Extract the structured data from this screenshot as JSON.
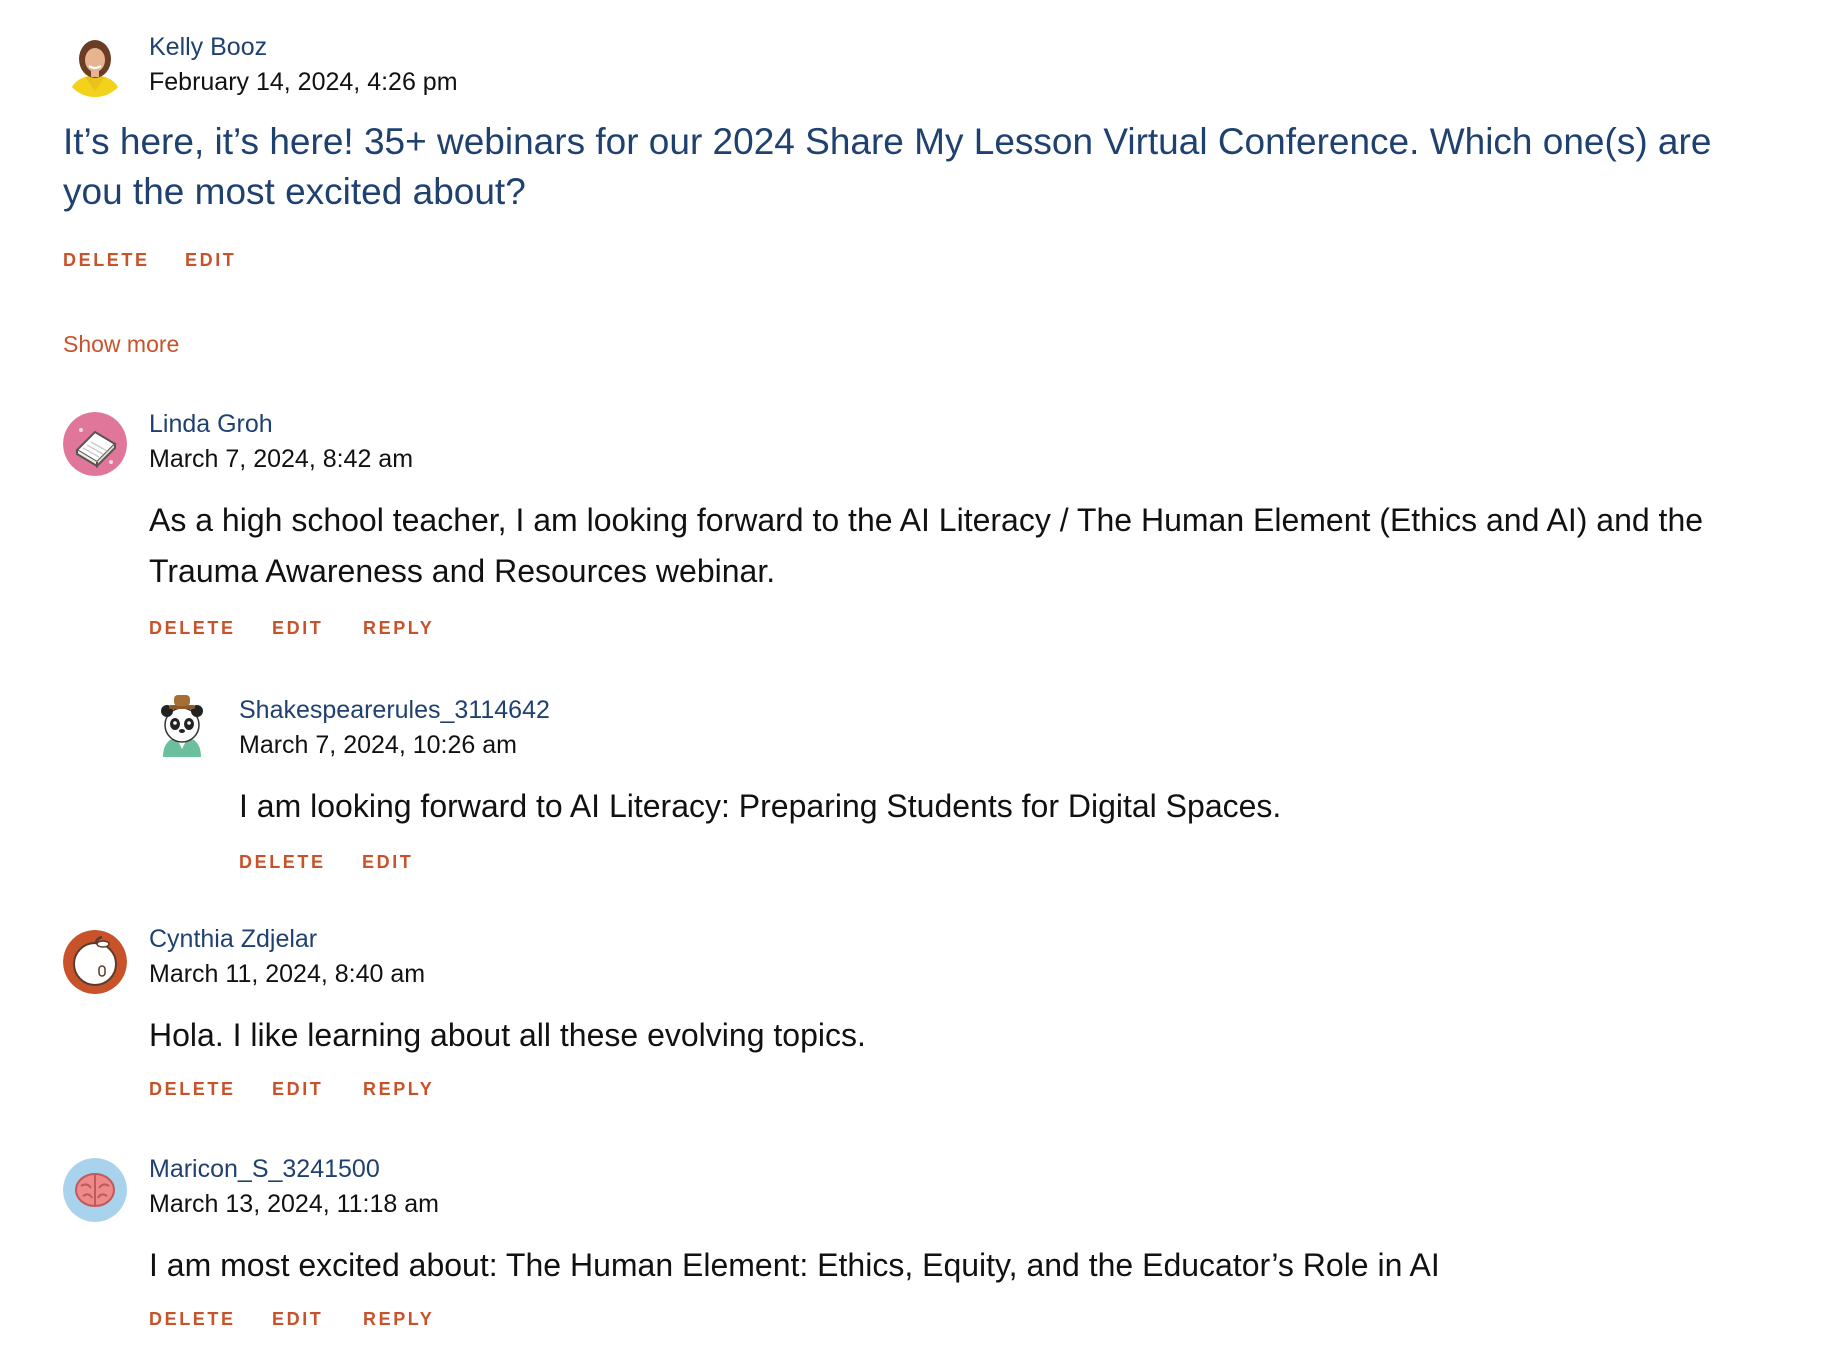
{
  "post": {
    "author": "Kelly Booz",
    "date": "February 14, 2024, 4:26 pm",
    "text": "It’s here, it’s here! 35+ webinars for our 2024 Share My Lesson Virtual Conference. Which one(s) are you the most excited about?",
    "actions": {
      "delete": "DELETE",
      "edit": "EDIT"
    },
    "avatar_icon": "person-photo-icon"
  },
  "show_more": "Show more",
  "comments": [
    {
      "author": "Linda Groh",
      "date": "March 7, 2024, 8:42 am",
      "text": "As a high school teacher, I am looking forward to the AI Literacy / The Human Element (Ethics and AI) and the Trauma Awareness and Resources webinar.",
      "actions": {
        "delete": "DELETE",
        "edit": "EDIT",
        "reply": "REPLY"
      },
      "avatar_icon": "book-avatar-icon"
    },
    {
      "author": "Shakespearerules_3114642",
      "date": "March 7, 2024, 10:26 am",
      "text": "I am looking forward to AI Literacy: Preparing Students for Digital Spaces.",
      "actions": {
        "delete": "DELETE",
        "edit": "EDIT"
      },
      "avatar_icon": "panda-avatar-icon"
    },
    {
      "author": "Cynthia Zdjelar",
      "date": "March 11, 2024, 8:40 am",
      "text": "Hola. I like learning about all these evolving topics.",
      "actions": {
        "delete": "DELETE",
        "edit": "EDIT",
        "reply": "REPLY"
      },
      "avatar_icon": "apple-avatar-icon"
    },
    {
      "author": "Maricon_S_3241500",
      "date": "March 13, 2024, 11:18 am",
      "text": "I am most excited about: The Human Element: Ethics, Equity, and the Educator’s Role in AI",
      "actions": {
        "delete": "DELETE",
        "edit": "EDIT",
        "reply": "REPLY"
      },
      "avatar_icon": "brain-avatar-icon"
    }
  ],
  "colors": {
    "author_link": "#1f4170",
    "action": "#c8532a",
    "text": "#111111"
  }
}
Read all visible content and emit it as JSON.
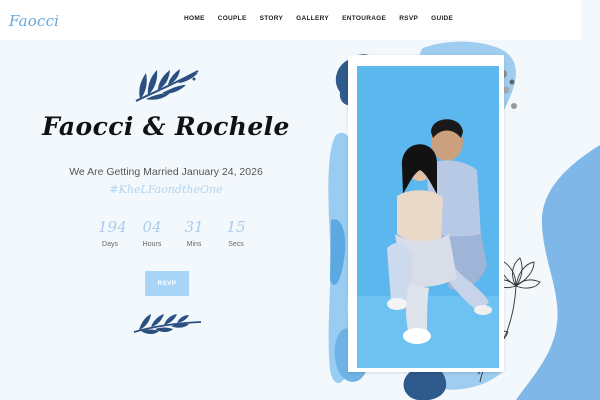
{
  "header": {
    "logo": "Faocci",
    "nav": [
      "HOME",
      "COUPLE",
      "STORY",
      "GALLERY",
      "ENTOURAGE",
      "RSVP",
      "GUIDE"
    ]
  },
  "hero": {
    "names": "Faocci & Rochele",
    "subtitle": "We Are Getting Married January 24, 2026",
    "hashtag": "#KheLFaondtheOne",
    "countdown": [
      {
        "value": "194",
        "label": "Days"
      },
      {
        "value": "04",
        "label": "Hours"
      },
      {
        "value": "31",
        "label": "Mins"
      },
      {
        "value": "15",
        "label": "Secs"
      }
    ],
    "rsvp_label": "RSVP"
  },
  "colors": {
    "accent": "#a8d4f6",
    "accent_text": "#a9cdee",
    "brand": "#6ba7da",
    "page_bg": "#f3f8fc",
    "photo_bg": "#5bb7ee",
    "navy": "#2b4f80"
  },
  "icons": {
    "leaf_top": "leaf-branch-icon",
    "leaf_bottom": "leaf-branch-icon",
    "flower": "lotus-flower-icon"
  }
}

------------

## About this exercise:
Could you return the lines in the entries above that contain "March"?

## Task solution:
      "date": "March 7, 2024, 8:42 am",
      "date": "March 7, 2024, 10:26 am",
      "date": "March 11, 2024, 8:40 am",
      "date": "March 13, 2024, 11:18 am",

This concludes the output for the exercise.